**Material supplied:**
┌──

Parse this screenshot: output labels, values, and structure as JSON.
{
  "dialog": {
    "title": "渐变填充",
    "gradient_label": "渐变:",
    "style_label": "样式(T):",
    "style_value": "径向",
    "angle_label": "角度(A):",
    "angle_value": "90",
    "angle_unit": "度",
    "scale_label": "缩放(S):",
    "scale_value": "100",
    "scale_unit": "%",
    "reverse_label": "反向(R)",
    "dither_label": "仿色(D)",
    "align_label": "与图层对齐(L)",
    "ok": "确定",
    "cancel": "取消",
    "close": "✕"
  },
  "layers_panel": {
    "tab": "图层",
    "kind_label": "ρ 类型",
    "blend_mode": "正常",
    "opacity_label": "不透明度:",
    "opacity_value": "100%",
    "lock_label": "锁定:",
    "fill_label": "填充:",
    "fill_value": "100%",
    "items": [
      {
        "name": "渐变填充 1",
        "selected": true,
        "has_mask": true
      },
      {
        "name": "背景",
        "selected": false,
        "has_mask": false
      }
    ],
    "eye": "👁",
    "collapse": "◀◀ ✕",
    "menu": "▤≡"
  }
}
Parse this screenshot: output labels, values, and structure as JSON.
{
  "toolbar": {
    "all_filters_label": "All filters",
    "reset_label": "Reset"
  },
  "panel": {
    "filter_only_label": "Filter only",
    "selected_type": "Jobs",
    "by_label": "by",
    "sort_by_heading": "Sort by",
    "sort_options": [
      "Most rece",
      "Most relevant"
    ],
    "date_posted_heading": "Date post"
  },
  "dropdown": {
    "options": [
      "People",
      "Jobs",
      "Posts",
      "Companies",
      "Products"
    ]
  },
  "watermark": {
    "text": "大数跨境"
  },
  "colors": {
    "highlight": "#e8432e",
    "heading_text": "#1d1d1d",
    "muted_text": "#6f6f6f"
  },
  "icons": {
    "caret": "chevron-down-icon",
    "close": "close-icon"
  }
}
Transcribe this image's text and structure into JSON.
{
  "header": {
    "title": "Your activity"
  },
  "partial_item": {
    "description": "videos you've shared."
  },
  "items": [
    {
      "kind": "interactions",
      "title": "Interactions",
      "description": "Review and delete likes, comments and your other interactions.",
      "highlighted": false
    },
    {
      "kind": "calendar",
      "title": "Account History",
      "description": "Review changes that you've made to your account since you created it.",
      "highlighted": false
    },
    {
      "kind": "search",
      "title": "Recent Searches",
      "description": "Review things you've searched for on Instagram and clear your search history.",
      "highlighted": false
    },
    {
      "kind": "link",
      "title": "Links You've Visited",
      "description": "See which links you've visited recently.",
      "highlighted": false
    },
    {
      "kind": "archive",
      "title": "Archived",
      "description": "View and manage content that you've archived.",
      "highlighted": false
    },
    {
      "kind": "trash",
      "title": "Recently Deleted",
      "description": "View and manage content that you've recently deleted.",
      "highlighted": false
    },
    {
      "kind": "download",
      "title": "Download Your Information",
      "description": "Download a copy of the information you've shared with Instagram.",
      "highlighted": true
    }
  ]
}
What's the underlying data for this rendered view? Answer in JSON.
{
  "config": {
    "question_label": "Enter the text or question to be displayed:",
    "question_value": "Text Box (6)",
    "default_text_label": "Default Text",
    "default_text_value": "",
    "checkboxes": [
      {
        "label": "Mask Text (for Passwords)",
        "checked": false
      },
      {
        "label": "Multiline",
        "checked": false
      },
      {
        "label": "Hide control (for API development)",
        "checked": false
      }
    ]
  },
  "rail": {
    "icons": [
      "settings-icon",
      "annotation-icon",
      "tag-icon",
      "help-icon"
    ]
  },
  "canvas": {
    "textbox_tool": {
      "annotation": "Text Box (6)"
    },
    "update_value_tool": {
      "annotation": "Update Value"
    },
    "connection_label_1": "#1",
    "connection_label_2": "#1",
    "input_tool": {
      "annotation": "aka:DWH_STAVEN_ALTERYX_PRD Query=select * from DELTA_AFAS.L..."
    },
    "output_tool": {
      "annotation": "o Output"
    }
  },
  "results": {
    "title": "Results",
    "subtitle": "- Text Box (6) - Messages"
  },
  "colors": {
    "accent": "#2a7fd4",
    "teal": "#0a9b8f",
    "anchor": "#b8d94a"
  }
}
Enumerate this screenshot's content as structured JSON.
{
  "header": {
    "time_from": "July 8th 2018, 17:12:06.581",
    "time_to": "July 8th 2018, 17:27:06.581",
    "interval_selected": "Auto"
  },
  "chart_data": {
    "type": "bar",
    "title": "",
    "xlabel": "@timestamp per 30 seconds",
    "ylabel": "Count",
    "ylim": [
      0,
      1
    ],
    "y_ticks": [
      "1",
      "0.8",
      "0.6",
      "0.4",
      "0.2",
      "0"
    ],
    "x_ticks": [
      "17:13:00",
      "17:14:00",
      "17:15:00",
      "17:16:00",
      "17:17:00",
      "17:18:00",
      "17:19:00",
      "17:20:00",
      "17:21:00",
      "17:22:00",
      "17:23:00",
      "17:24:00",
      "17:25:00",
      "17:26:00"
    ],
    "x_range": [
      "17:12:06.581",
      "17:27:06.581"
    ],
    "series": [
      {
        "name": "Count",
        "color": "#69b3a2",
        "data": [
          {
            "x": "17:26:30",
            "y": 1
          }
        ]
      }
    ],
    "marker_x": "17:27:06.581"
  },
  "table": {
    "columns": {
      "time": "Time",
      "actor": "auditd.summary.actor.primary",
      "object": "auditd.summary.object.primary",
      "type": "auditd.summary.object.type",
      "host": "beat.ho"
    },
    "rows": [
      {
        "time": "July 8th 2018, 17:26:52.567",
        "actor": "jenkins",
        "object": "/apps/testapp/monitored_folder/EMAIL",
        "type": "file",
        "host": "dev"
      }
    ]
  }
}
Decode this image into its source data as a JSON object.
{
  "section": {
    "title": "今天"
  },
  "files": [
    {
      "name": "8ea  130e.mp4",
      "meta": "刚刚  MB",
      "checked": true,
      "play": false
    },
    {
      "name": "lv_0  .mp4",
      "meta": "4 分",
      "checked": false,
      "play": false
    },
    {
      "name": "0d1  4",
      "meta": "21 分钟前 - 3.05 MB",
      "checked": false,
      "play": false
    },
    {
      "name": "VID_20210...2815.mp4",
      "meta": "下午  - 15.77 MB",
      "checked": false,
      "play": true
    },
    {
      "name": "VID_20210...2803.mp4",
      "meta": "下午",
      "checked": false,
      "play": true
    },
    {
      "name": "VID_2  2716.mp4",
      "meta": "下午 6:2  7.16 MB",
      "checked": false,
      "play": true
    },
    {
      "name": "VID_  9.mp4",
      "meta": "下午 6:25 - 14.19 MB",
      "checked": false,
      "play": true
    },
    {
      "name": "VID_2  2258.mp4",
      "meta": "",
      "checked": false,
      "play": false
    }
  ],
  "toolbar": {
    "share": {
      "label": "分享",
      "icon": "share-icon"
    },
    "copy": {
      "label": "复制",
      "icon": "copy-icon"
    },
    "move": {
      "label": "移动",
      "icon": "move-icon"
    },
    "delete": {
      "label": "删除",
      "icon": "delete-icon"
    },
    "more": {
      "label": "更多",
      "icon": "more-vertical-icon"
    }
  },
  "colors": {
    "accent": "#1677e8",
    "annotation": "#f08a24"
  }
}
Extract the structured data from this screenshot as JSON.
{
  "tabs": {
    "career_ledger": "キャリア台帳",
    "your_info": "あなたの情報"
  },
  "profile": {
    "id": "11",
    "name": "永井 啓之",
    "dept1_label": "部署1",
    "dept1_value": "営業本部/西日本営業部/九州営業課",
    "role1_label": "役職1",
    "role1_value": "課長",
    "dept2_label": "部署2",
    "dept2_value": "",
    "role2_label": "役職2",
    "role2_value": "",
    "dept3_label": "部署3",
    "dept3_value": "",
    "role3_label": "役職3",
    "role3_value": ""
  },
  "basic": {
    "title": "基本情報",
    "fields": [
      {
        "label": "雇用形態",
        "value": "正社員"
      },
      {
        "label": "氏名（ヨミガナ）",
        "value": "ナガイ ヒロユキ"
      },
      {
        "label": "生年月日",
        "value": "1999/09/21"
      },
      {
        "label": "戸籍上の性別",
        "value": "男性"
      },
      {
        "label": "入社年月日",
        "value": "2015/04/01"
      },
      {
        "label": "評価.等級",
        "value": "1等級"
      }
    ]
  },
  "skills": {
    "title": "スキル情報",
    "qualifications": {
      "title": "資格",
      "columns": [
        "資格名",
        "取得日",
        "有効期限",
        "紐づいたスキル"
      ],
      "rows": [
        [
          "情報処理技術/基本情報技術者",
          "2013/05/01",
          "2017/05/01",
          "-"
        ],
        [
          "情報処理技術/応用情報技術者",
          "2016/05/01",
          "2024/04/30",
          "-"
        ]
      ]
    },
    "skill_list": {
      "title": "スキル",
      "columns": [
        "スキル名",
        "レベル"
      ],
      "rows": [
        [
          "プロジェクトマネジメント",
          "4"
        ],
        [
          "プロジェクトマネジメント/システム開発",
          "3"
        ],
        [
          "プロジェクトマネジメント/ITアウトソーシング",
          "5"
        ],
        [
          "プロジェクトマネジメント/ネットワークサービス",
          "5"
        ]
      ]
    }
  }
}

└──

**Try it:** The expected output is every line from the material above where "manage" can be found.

**Exercise response:**
      "description": "View and manage content that you've archived.",
      "description": "View and manage content that you've recently deleted.",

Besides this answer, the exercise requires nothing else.